Created date

January 25th, 2011

February is the American Heart Association s American Heart Month. Here s some of the latest news and research about taking care of your heart.

Play your way to a healthy heart

According to the American Heart Association (AHA), adults should engage in 150 minutes of moderate physical activity each week. Statistics show, however, that nearly 70% of Americans do not follow these recommendations. There is now a fun alternative for people who feel like they don t have time for physical activity, or who don t enjoy exercise. The AHA has teamed up with Nintendo of America to promote fitness using active-play video games like Nintendo Wii Fit and Wii Sports Resort. Because the games are convenient to use and fun, they are ideal for adults who want to have healthier hearts or just become more fit.

Heart attack victims wait to go to the hospital
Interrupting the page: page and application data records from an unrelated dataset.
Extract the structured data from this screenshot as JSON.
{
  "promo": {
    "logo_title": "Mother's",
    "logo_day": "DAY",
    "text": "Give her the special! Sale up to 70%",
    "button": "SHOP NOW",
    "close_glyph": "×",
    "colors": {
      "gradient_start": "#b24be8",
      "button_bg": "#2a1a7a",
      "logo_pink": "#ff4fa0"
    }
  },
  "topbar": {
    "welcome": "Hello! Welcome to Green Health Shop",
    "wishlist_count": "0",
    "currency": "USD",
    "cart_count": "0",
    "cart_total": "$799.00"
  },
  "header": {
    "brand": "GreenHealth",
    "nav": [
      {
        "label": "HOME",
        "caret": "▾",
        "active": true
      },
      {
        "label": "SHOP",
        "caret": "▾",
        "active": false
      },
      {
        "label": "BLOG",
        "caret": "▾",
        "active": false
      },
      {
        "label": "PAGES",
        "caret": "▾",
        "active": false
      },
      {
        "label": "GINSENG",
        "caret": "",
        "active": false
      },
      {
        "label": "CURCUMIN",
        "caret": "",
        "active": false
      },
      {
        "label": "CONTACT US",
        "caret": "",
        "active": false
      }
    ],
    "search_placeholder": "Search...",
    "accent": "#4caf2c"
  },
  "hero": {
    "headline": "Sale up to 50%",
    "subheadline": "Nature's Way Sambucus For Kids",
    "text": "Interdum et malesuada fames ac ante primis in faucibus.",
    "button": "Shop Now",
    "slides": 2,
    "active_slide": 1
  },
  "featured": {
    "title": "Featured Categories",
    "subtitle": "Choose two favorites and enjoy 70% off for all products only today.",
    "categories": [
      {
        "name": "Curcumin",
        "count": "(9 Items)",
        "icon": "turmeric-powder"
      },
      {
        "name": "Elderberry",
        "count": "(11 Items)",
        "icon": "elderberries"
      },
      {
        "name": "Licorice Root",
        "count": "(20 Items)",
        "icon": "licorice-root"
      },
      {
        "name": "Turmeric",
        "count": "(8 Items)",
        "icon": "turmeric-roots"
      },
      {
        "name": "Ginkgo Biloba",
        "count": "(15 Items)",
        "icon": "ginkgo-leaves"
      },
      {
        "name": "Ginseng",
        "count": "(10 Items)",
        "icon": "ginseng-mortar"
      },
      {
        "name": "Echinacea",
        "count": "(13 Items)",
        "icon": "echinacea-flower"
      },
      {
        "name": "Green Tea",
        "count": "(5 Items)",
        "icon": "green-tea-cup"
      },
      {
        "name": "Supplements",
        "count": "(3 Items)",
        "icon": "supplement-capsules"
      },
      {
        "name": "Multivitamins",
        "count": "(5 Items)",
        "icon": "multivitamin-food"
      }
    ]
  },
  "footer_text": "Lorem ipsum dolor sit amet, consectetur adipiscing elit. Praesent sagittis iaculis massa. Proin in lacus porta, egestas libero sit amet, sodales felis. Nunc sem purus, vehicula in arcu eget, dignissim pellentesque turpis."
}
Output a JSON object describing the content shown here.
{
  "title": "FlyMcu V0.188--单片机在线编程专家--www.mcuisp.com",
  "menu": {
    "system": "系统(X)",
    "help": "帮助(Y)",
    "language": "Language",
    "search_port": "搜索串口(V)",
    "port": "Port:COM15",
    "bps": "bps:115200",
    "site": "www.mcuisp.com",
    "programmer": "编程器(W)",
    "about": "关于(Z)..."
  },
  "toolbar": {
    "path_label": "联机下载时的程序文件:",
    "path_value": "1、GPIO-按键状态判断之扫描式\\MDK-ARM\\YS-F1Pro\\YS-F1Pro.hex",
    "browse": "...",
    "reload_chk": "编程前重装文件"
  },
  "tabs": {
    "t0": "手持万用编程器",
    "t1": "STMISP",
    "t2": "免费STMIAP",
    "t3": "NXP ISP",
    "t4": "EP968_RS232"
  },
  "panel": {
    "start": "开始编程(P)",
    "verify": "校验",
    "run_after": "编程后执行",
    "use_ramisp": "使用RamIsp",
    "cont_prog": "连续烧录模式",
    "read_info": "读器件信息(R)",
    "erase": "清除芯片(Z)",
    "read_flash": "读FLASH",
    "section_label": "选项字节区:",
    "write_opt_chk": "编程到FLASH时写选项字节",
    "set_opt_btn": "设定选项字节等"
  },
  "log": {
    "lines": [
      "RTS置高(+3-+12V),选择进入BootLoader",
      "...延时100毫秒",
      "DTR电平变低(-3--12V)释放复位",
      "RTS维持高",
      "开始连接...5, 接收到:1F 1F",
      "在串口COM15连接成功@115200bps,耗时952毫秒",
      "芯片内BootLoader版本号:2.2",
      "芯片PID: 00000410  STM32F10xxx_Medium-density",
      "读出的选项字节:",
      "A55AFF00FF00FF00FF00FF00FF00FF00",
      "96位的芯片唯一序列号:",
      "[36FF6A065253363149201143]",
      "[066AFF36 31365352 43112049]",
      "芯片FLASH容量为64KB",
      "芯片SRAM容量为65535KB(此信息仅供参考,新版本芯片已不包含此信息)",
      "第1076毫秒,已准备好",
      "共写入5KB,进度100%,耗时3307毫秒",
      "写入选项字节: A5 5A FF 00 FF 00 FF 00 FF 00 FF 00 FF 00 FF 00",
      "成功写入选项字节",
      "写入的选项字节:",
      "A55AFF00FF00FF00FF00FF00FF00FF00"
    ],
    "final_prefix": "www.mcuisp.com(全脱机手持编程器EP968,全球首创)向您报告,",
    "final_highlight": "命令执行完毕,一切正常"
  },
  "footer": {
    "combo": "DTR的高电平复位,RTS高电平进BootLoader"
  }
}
Long delays between developing symptoms and going to the hospital are common among some people who are having a certain type of heart attack, according to a report in theArchives of Internal Medicine. Rapid medical treatment is particularly critical for people with ST-segment elevation myocardial infarction (STEMI which indicates a certain pattern on an electrocardiogram). According to the study authors, the average delay time from symptom onset to hospital presentation is two hours and has not decreased substantially despite multiple public education campaigns. Professional guidelines recommend that people call 9-1-1 if they have symptoms suggestive of a heart attack. According to the American Heart Association, warning signs of a heart attack include chest pain or pressure; discomfort in one or both arms, jaw, back, or neck; shortness of breath; nausea; or lightheadedness. People cannot tell whether their symptoms indicate a STEMI or non-STEMI, so getting to the hospital quickly is essential no matter which type of heart attack they are experiencing. The study authors conclude that better interventions are needed to improve patient awareness of symptoms and the need to seek immediate care.